Enbridge Energy Inc. has launched plans for a pipeline to give Canadian oil access to the key Gulf refinery market, and alleviate a backlog that has plagued a major hub in Oklahoma.
The company, along with Enterprise Products Partners LP, announced plans to build a pipeline linking Cushing, Okla., with refineries on the Texas Gulf Coast. Both Enbridge and Enterprise recently shelved similar separate proposals, and are instead joining forces to compete against TransCanada Inc.’s proposed Keystone XL line.
Enbridge’s planned Wrangler pipeline will compete for customers with Keystone XL, and TransCanada says Enbridge’s new line isn’t necessary. But as production from Canada’s oil sands and other prolific plays such as the Bakken continues to grow, experts predict there will be room for both pipelines. Enbridge and TransCanada argue their new lines will help boost the price North American oil companies receive for their crude because they will be able to reach a new market.
Enbridge may have an easier time with Wrangler than TransCanada is having with Keystone XL, which is facing opposition from environmental groups and some politicians. Unlike Keystone XL, Wrangler does not need approval from the Obama administration because the pipeline does not cross the border between Canada and the United States. The Wrangler line will cost about $1.5-billion to $2-billion to build, while TransCanada expects to spend about $7-billion on Keystone.
Wrangler will be geared to companies producing light and medium crude oil. Keystone is focused on heavy oil from northern Alberta.
“There will be a need for a new pipeline, whether an expansion of Keystone XL or the addition of [Wrangler]” said Chad Friess, an analyst at UBS Securities Inc. “Long-term it is definitely needed.”
Lanny Pendill, a senior analyst at Edward Jones, believes that even though there is plenty of pipeline room in the region now, and new infrastructure will not immediately be used at full capacity, shippers would be wise to sign long-term contracts now. “Keystone alone is not going to cut it,” he said.
TransCanada, however, believes its line will be enough to satisfy demand for Canadian oil transportation needs to the area. “We don’t believe there is a need for Wrangler,” TransCanada spokesman Terry Cunha said. “Our project is already committed with contracts,” he said.
“We believe the market has spoken, ” he added. Wrangler, he notes, has not even started the process to sign shippers.
Keystone XL would be a 2,673-kilometre effort, connecting Alberta directly to refinery complexes in Texas, moving 830,000 barrels of oil a day. By contrast, Wrangler would start at Enbridge’s existing Cushing terminal and stretch 800 kilometres south to a storage facility controlled by Enterprise in Harris County, Tex. The line would “closely” follow existing pipeline corridors, transporting about 800,000 barrels a day, the companies said. New storage and a 137-kilometre pipeline to the Beaumont/Port Arthur refining centre are also part of the joint venture.
Enbridge and Enterprise said their previous proposals were warmly welcomed by shippers, although no contracts were signed. This project, they argue, offers more than their original proposals, including a larger pipeline, more storage space, and access to more refineries.
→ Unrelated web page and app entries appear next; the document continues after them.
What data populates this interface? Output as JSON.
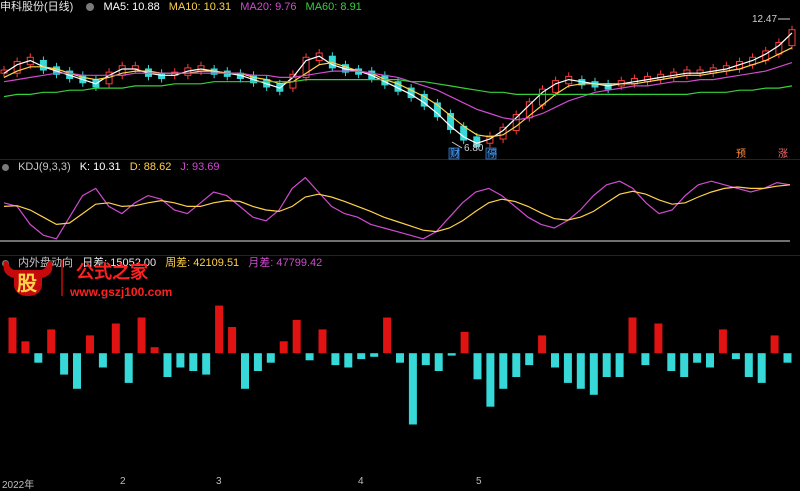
{
  "main": {
    "title": "申科股份(日线)",
    "ma": [
      {
        "label": "MA5: 10.88",
        "color": "#ffffff"
      },
      {
        "label": "MA10: 10.31",
        "color": "#ffd24a"
      },
      {
        "label": "MA20: 9.76",
        "color": "#d04bd0"
      },
      {
        "label": "MA60: 8.91",
        "color": "#35d13a"
      }
    ],
    "high_label": "12.47",
    "low_label": "6.80",
    "event_labels": [
      {
        "text": "财",
        "color": "#4aa3ff"
      },
      {
        "text": "停",
        "color": "#4aa3ff"
      },
      {
        "text": "预",
        "color": "#ff8c3a"
      },
      {
        "text": "涨",
        "color": "#ff6b6b"
      }
    ]
  },
  "kdj": {
    "title": "KDJ(9,3,3)",
    "k_label": "K: 10.31",
    "d_label": "D: 88.62",
    "j_label": "J: 93.69"
  },
  "flow": {
    "title": "内外盘动向",
    "day_label": "日差: 15052.00",
    "week_label": "周差: 42109.51",
    "month_label": "月差: 47799.42"
  },
  "axis": {
    "labels": [
      "2022年",
      "2",
      "3",
      "4",
      "5"
    ]
  },
  "watermark": {
    "logo_char": "股",
    "text": "公式之家",
    "url": "www.gszj100.com"
  },
  "chart_data": [
    {
      "type": "line",
      "name": "price",
      "series": [
        {
          "name": "MA5",
          "values": [
            10.4,
            10.8,
            11.0,
            10.7,
            10.5,
            10.3,
            10.1,
            9.9,
            10.3,
            10.6,
            10.6,
            10.4,
            10.3,
            10.3,
            10.5,
            10.6,
            10.5,
            10.4,
            10.3,
            10.1,
            9.9,
            9.7,
            10.2,
            11.0,
            11.2,
            10.8,
            10.6,
            10.5,
            10.3,
            10.0,
            9.7,
            9.4,
            9.0,
            8.5,
            7.9,
            7.4,
            7.1,
            7.3,
            7.7,
            8.3,
            8.9,
            9.5,
            9.9,
            10.1,
            10.0,
            9.9,
            9.8,
            9.9,
            10.0,
            10.1,
            10.2,
            10.3,
            10.4,
            10.4,
            10.5,
            10.6,
            10.8,
            11.0,
            11.3,
            11.7,
            12.3
          ]
        },
        {
          "name": "MA10",
          "values": [
            10.2,
            10.5,
            10.7,
            10.7,
            10.6,
            10.4,
            10.2,
            10.1,
            10.2,
            10.4,
            10.5,
            10.5,
            10.4,
            10.4,
            10.4,
            10.5,
            10.5,
            10.4,
            10.4,
            10.2,
            10.1,
            9.9,
            10.0,
            10.4,
            10.8,
            10.9,
            10.7,
            10.5,
            10.4,
            10.1,
            9.9,
            9.6,
            9.3,
            8.9,
            8.4,
            7.9,
            7.5,
            7.4,
            7.5,
            7.9,
            8.4,
            8.9,
            9.4,
            9.8,
            9.9,
            9.9,
            9.9,
            9.9,
            9.9,
            10.0,
            10.1,
            10.2,
            10.3,
            10.3,
            10.4,
            10.5,
            10.6,
            10.8,
            11.0,
            11.3,
            11.6
          ]
        },
        {
          "name": "MA20",
          "values": [
            10.0,
            10.1,
            10.2,
            10.3,
            10.4,
            10.4,
            10.3,
            10.3,
            10.3,
            10.3,
            10.4,
            10.4,
            10.4,
            10.4,
            10.4,
            10.4,
            10.4,
            10.4,
            10.4,
            10.3,
            10.3,
            10.2,
            10.2,
            10.3,
            10.4,
            10.5,
            10.5,
            10.5,
            10.4,
            10.3,
            10.2,
            10.0,
            9.8,
            9.6,
            9.3,
            9.0,
            8.7,
            8.5,
            8.3,
            8.2,
            8.3,
            8.5,
            8.8,
            9.1,
            9.3,
            9.5,
            9.6,
            9.7,
            9.8,
            9.8,
            9.9,
            10.0,
            10.0,
            10.1,
            10.1,
            10.2,
            10.3,
            10.4,
            10.5,
            10.7,
            10.9
          ]
        },
        {
          "name": "MA60",
          "values": [
            9.3,
            9.4,
            9.4,
            9.5,
            9.5,
            9.6,
            9.6,
            9.7,
            9.7,
            9.7,
            9.8,
            9.8,
            9.8,
            9.9,
            9.9,
            9.9,
            10.0,
            10.0,
            10.0,
            10.0,
            10.0,
            10.0,
            10.0,
            10.1,
            10.1,
            10.1,
            10.1,
            10.1,
            10.1,
            10.1,
            10.1,
            10.0,
            10.0,
            9.9,
            9.8,
            9.7,
            9.6,
            9.5,
            9.5,
            9.4,
            9.4,
            9.4,
            9.4,
            9.4,
            9.4,
            9.4,
            9.4,
            9.4,
            9.4,
            9.4,
            9.4,
            9.4,
            9.4,
            9.5,
            9.5,
            9.5,
            9.6,
            9.6,
            9.7,
            9.7,
            9.8
          ]
        }
      ],
      "ylim": [
        6.5,
        13.0
      ]
    },
    {
      "type": "line",
      "name": "kdj",
      "series": [
        {
          "name": "K",
          "values": [
            60,
            55,
            30,
            15,
            10,
            40,
            70,
            80,
            55,
            45,
            60,
            70,
            65,
            50,
            45,
            60,
            75,
            70,
            55,
            40,
            35,
            50,
            80,
            95,
            75,
            55,
            45,
            40,
            30,
            25,
            20,
            15,
            10,
            20,
            40,
            60,
            75,
            80,
            70,
            55,
            40,
            30,
            25,
            35,
            50,
            70,
            85,
            90,
            80,
            60,
            45,
            50,
            70,
            85,
            90,
            85,
            80,
            75,
            80,
            88,
            85
          ]
        },
        {
          "name": "D",
          "values": [
            55,
            56,
            50,
            40,
            30,
            32,
            45,
            58,
            60,
            55,
            56,
            60,
            63,
            60,
            55,
            55,
            60,
            63,
            62,
            55,
            50,
            48,
            55,
            68,
            72,
            68,
            62,
            55,
            48,
            40,
            34,
            28,
            22,
            20,
            25,
            35,
            48,
            60,
            65,
            62,
            55,
            46,
            38,
            36,
            40,
            48,
            60,
            72,
            76,
            72,
            64,
            58,
            60,
            68,
            75,
            80,
            82,
            80,
            80,
            83,
            85
          ]
        }
      ],
      "ylim": [
        0,
        100
      ]
    },
    {
      "type": "bar",
      "name": "flow",
      "values": [
        30,
        10,
        -8,
        20,
        -18,
        -30,
        15,
        -12,
        25,
        -25,
        30,
        5,
        -20,
        -12,
        -15,
        -18,
        40,
        22,
        -30,
        -15,
        -8,
        10,
        28,
        -6,
        20,
        -10,
        -12,
        -5,
        -3,
        30,
        -8,
        -60,
        -10,
        -15,
        -2,
        18,
        -22,
        -45,
        -30,
        -20,
        -10,
        15,
        -12,
        -25,
        -30,
        -35,
        -20,
        -20,
        30,
        -10,
        25,
        -15,
        -20,
        -8,
        -12,
        20,
        -5,
        -20,
        -25,
        15,
        -8
      ],
      "ylim": [
        -100,
        70
      ]
    }
  ]
}
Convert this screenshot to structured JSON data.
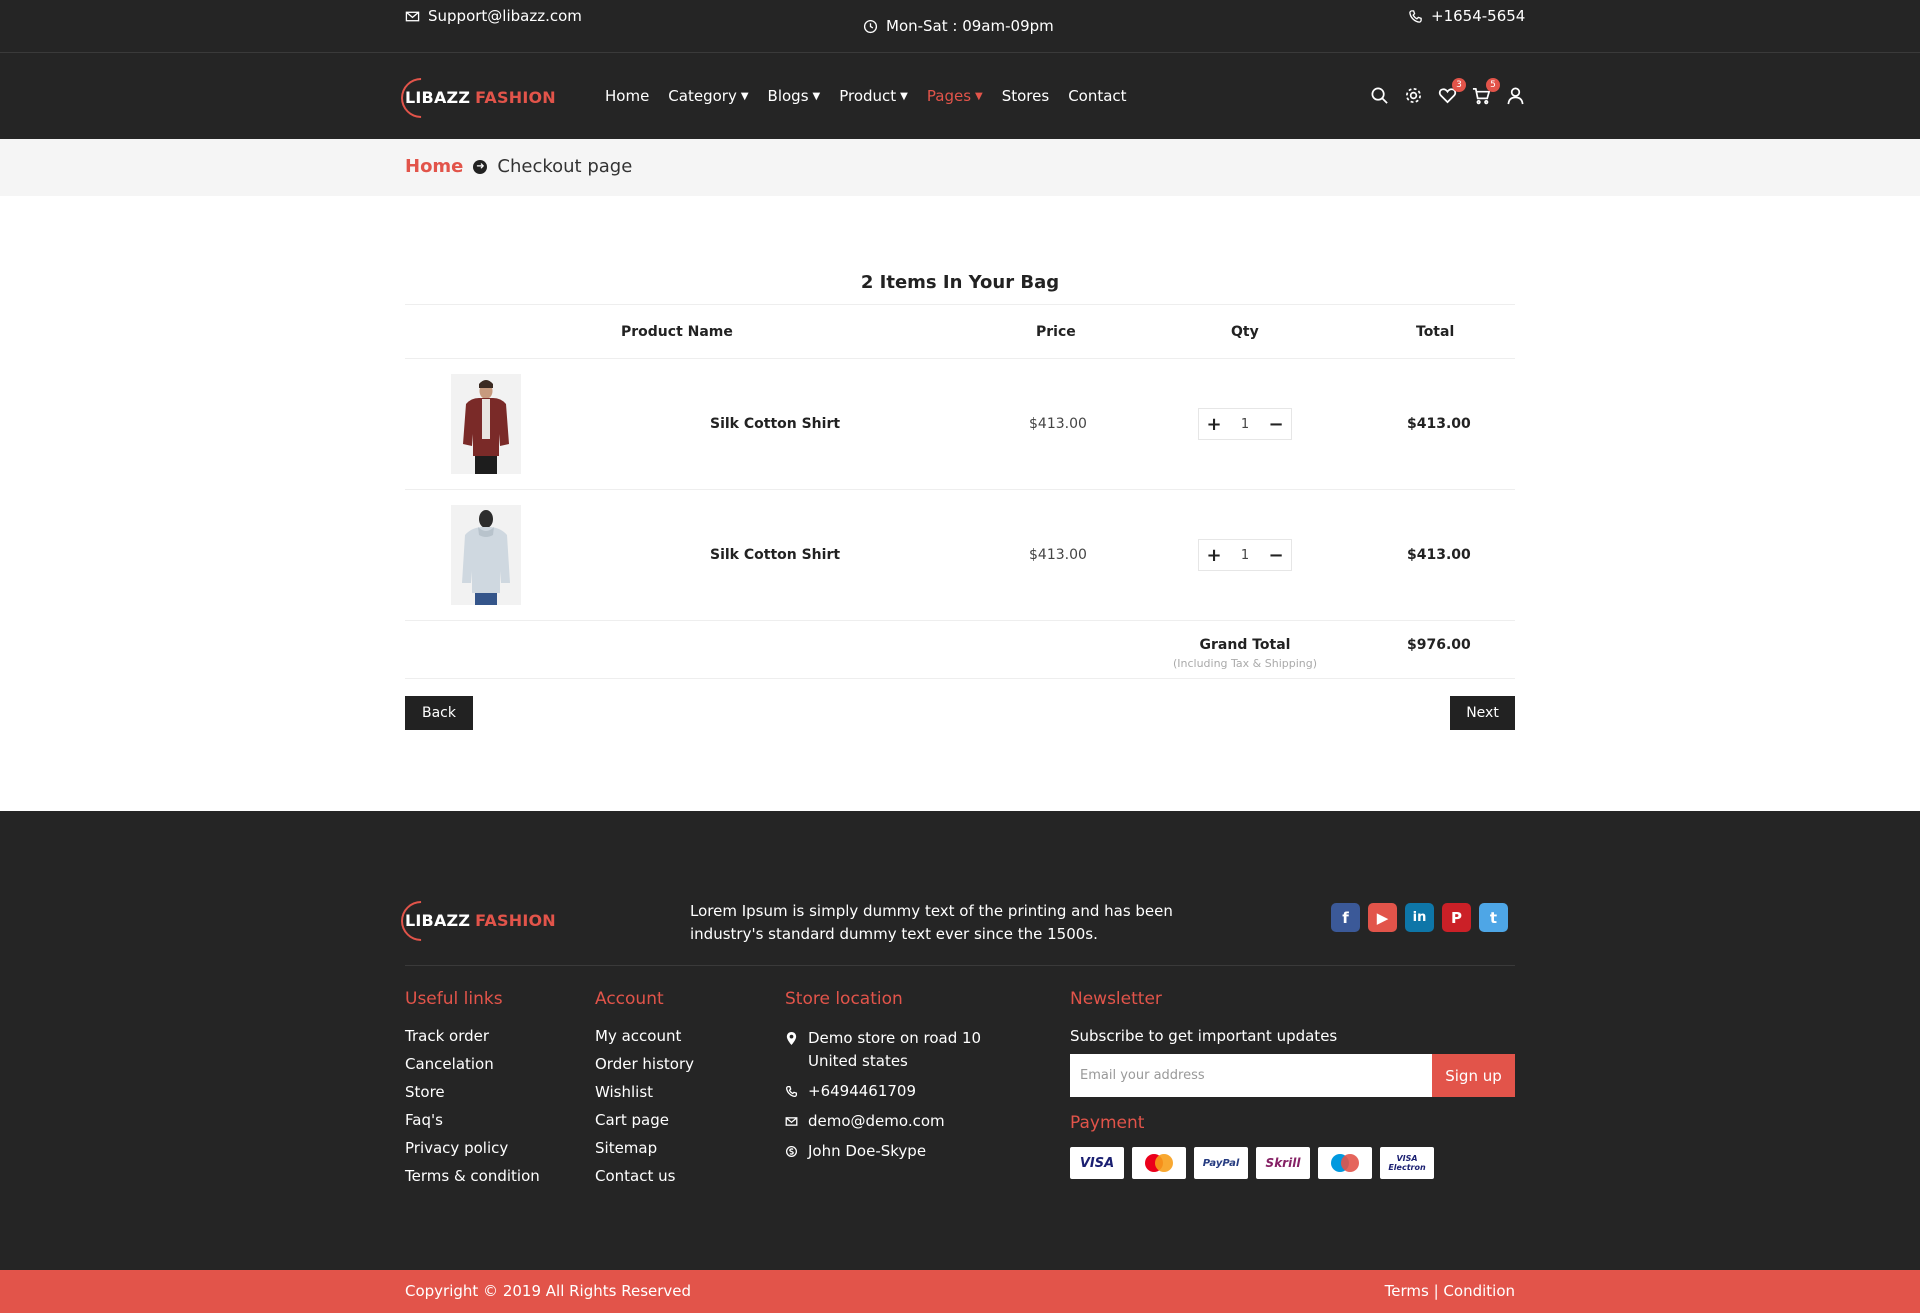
{
  "topbar": {
    "email": "Support@libazz.com",
    "hours": "Mon-Sat : 09am-09pm",
    "phone": "+1654-5654"
  },
  "brand": {
    "part1": "LIBAZZ",
    "part2": "FASHION"
  },
  "nav": [
    {
      "label": "Home",
      "dropdown": false
    },
    {
      "label": "Category",
      "dropdown": true
    },
    {
      "label": "Blogs",
      "dropdown": true
    },
    {
      "label": "Product",
      "dropdown": true
    },
    {
      "label": "Pages",
      "dropdown": true
    },
    {
      "label": "Stores",
      "dropdown": false
    },
    {
      "label": "Contact",
      "dropdown": false
    }
  ],
  "header_icons": {
    "wishlist_count": "3",
    "cart_count": "5"
  },
  "breadcrumb": {
    "home": "Home",
    "current": "Checkout page"
  },
  "cart": {
    "title": "2 Items In Your Bag",
    "columns": [
      "Product Name",
      "Price",
      "Qty",
      "Total"
    ],
    "items": [
      {
        "name": "Silk Cotton Shirt",
        "price": "$413.00",
        "qty": "1",
        "total": "$413.00"
      },
      {
        "name": "Silk Cotton Shirt",
        "price": "$413.00",
        "qty": "1",
        "total": "$413.00"
      }
    ],
    "grand_total_label": "Grand Total",
    "grand_total_sub": "(Including Tax & Shipping)",
    "grand_total": "$976.00",
    "back_label": "Back",
    "next_label": "Next"
  },
  "footer": {
    "description": "Lorem Ipsum is simply dummy text of the printing and has been industry's standard dummy text ever since the 1500s.",
    "useful_links": {
      "title": "Useful links",
      "items": [
        "Track order",
        "Cancelation",
        "Store",
        "Faq's",
        "Privacy policy",
        "Terms & condition"
      ]
    },
    "account": {
      "title": "Account",
      "items": [
        "My account",
        "Order history",
        "Wishlist",
        "Cart page",
        "Sitemap",
        "Contact us"
      ]
    },
    "store": {
      "title": "Store location",
      "address1": "Demo store on road 10",
      "address2": "United states",
      "phone": "+6494461709",
      "email": "demo@demo.com",
      "skype": "John Doe-Skype"
    },
    "newsletter": {
      "title": "Newsletter",
      "subtitle": "Subscribe to get important updates",
      "placeholder": "Email your address",
      "button": "Sign up"
    },
    "payment": {
      "title": "Payment",
      "cards": [
        "VISA",
        "MasterCard",
        "PayPal",
        "Skrill",
        "Maestro",
        "VISA Electron"
      ]
    },
    "social": [
      "facebook-icon",
      "youtube-icon",
      "linkedin-icon",
      "pinterest-icon",
      "twitter-icon"
    ],
    "copyright": "Copyright © 2019 All Rights Reserved",
    "terms": "Terms | Condition"
  },
  "colors": {
    "accent": "#e2544a",
    "dark": "#252525"
  }
}
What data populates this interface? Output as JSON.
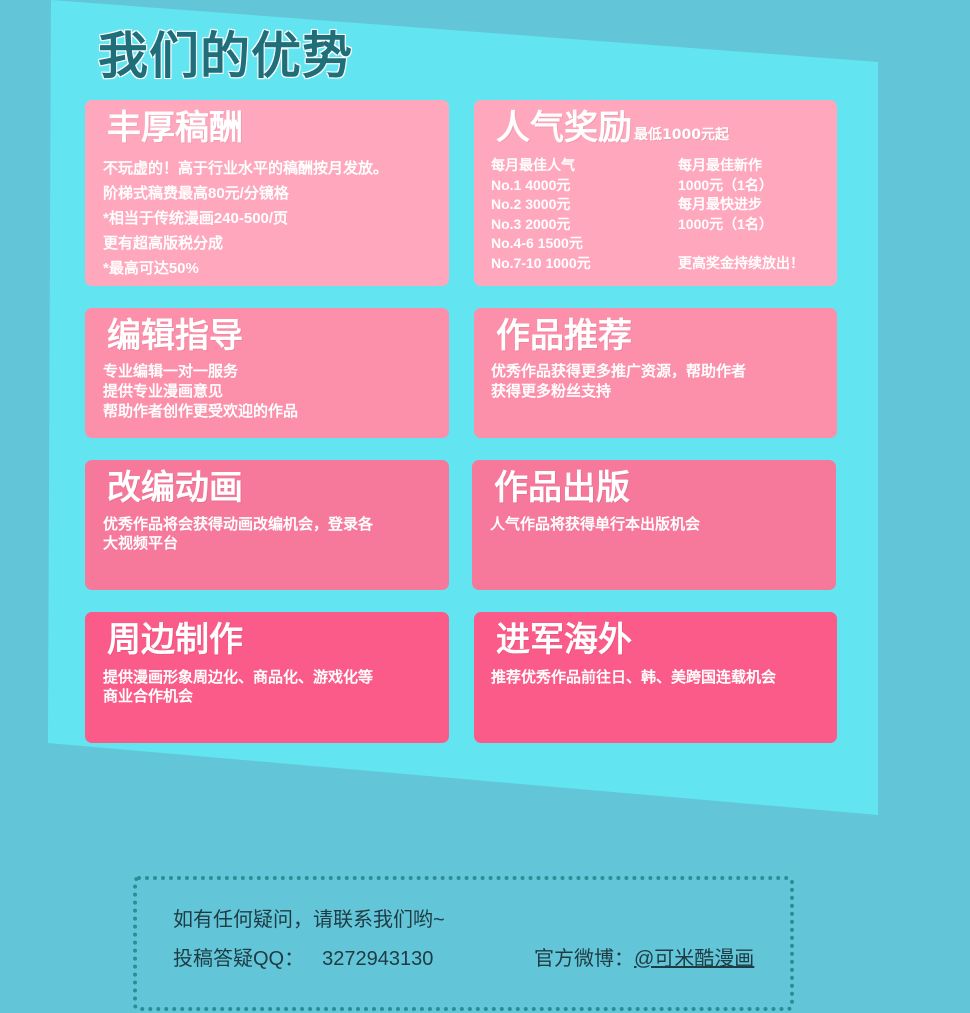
{
  "section_title": "我们的优势",
  "cards": {
    "royalty": {
      "title": "丰厚稿酬",
      "lines": [
        "不玩虚的！高于行业水平的稿酬按月发放。",
        "阶梯式稿费最高80元/分镜格",
        "*相当于传统漫画240-500/页",
        "更有超高版税分成",
        "*最高可达50%"
      ]
    },
    "popularity": {
      "title": "人气奖励",
      "subtitle": "最低1000元起",
      "left_lines": [
        "每月最佳人气",
        "No.1    4000元",
        "No.2     3000元",
        "No.3     2000元",
        "No.4-6    1500元",
        "No.7-10    1000元"
      ],
      "right_lines": [
        "每月最佳新作",
        " 1000元（1名）",
        " 每月最快进步",
        " 1000元（1名）",
        "",
        "更高奖金持续放出！"
      ]
    },
    "editor": {
      "title": "编辑指导",
      "lines": [
        "专业编辑一对一服务",
        "提供专业漫画意见",
        "帮助作者创作更受欢迎的作品"
      ]
    },
    "recommend": {
      "title": "作品推荐",
      "lines": [
        "优秀作品获得更多推广资源，帮助作者",
        "获得更多粉丝支持"
      ]
    },
    "animation": {
      "title": "改编动画",
      "lines": [
        "优秀作品将会获得动画改编机会，登录各",
        "大视频平台"
      ]
    },
    "publish": {
      "title": "作品出版",
      "lines": [
        "人气作品将获得单行本出版机会"
      ]
    },
    "merch": {
      "title": "周边制作",
      "lines": [
        "提供漫画形象周边化、商品化、游戏化等",
        "商业合作机会"
      ]
    },
    "overseas": {
      "title": "进军海外",
      "lines": [
        "推荐优秀作品前往日、韩、美跨国连载机会"
      ]
    }
  },
  "contact": {
    "intro": "如有任何疑问，请联系我们哟~",
    "qq_label": "投稿答疑QQ：",
    "qq_number": "3272943130",
    "weibo_label": "官方微博：",
    "weibo_link": "@可米酷漫画"
  },
  "colors": {
    "background": "#63c6d8",
    "panel": "#62e5f0",
    "card_row1": "#ffa7bd",
    "card_row2": "#fc8fa9",
    "card_row3": "#f6799b",
    "card_row4": "#fb5b88",
    "title_text": "#1f6e79"
  }
}
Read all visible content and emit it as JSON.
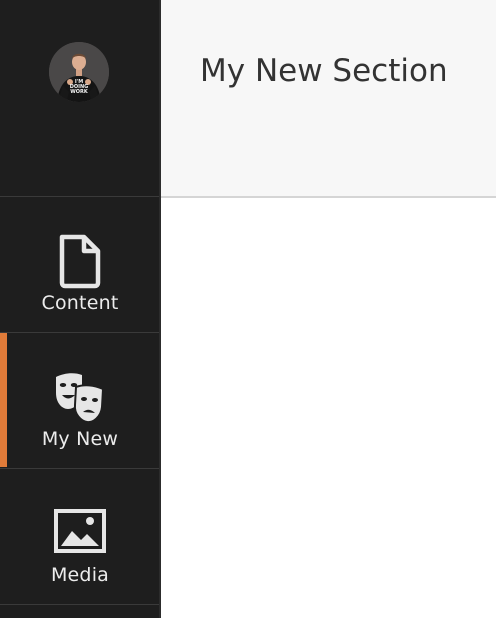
{
  "header": {
    "title": "My New Section"
  },
  "sidebar": {
    "items": [
      {
        "label": "Content",
        "icon": "document-icon",
        "active": false
      },
      {
        "label": "My New",
        "icon": "theater-masks-icon",
        "active": true
      },
      {
        "label": "Media",
        "icon": "image-icon",
        "active": false
      }
    ]
  },
  "colors": {
    "sidebar_bg": "#1e1e1e",
    "active_accent": "#e07b39",
    "header_bg": "#f7f7f7"
  },
  "avatar": {
    "shirt_text": "I'M DOING WORK"
  }
}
Wrangler will “accommodate the constrained medium-to-light crude oil currently stranded at Cushing and priced at a substantial discount to the oil imports that account for most of the supply being used by Gulf Coast refiners,” Enbridge and Enterprise said. However, Mr. Friess said the glut of oil at Cushing that had been dragging down the price of West Texas intermediate is no longer there. While he discounts the notion of excess oil in Oklahoma, he still believes future production and demand will make Wrangler necessary.